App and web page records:

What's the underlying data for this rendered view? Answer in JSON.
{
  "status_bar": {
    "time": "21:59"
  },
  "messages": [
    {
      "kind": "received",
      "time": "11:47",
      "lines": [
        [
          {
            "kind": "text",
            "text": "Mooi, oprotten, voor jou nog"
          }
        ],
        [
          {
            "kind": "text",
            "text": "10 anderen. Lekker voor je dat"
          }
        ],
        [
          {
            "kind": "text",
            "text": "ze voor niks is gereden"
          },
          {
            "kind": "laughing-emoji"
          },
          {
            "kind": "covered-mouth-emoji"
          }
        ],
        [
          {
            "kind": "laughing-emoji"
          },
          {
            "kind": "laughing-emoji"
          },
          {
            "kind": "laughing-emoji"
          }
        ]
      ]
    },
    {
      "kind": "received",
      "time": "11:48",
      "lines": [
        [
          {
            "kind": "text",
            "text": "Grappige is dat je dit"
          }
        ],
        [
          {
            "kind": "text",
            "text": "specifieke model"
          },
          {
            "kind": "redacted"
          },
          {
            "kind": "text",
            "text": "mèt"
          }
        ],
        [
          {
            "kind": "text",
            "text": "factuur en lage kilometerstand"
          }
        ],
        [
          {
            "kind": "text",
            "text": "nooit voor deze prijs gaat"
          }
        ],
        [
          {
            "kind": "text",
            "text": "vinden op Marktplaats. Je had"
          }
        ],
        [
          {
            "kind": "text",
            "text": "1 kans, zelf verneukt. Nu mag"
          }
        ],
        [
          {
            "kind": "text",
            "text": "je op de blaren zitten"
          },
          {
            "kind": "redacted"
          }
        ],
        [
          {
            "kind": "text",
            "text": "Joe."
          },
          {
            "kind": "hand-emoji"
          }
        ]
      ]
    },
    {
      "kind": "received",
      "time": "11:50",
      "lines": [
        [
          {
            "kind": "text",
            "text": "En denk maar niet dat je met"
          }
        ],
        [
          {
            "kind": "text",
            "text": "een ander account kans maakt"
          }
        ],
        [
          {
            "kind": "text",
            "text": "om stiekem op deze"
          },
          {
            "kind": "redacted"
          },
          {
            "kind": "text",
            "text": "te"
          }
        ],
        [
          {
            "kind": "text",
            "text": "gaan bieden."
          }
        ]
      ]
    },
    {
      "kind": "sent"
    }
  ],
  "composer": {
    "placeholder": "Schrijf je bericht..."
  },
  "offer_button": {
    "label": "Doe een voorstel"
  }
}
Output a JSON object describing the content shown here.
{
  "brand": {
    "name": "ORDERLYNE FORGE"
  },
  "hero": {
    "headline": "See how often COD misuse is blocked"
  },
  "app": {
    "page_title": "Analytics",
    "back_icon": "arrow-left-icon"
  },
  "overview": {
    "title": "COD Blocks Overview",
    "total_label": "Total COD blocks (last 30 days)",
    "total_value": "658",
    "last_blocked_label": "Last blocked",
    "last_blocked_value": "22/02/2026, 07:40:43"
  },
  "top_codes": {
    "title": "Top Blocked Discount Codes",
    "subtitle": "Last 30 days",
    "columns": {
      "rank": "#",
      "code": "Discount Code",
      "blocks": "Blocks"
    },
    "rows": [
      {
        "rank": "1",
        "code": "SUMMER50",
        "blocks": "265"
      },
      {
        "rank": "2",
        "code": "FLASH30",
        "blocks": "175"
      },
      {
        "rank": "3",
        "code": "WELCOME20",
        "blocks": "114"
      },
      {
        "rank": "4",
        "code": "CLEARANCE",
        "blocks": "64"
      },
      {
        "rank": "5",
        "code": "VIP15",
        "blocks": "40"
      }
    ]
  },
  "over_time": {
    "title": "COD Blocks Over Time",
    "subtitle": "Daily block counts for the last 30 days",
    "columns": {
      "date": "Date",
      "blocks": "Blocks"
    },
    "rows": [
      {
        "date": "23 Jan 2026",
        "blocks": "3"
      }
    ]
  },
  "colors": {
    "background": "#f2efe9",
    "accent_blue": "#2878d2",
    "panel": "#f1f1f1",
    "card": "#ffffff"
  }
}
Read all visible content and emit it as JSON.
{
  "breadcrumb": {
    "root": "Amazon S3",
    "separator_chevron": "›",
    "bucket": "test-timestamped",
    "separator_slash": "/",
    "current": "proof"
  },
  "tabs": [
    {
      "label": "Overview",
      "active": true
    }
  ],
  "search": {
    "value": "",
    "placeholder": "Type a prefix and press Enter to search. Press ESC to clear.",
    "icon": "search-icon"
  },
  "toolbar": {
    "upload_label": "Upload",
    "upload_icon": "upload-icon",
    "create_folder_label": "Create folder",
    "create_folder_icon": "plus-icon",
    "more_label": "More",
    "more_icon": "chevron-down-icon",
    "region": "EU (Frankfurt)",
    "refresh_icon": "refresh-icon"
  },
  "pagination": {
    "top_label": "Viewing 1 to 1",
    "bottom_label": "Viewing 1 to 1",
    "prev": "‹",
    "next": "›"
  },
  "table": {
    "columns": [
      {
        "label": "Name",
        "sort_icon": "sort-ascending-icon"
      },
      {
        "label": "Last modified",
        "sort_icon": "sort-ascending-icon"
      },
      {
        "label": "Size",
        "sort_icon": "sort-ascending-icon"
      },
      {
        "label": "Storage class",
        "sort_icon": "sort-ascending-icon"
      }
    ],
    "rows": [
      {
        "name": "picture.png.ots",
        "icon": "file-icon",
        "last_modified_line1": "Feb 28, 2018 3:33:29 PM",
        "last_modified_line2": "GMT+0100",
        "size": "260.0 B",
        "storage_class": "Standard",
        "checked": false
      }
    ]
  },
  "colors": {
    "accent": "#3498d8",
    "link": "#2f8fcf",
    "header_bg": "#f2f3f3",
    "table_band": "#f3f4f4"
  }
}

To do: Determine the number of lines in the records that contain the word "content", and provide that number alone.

Solution to this exercise: 2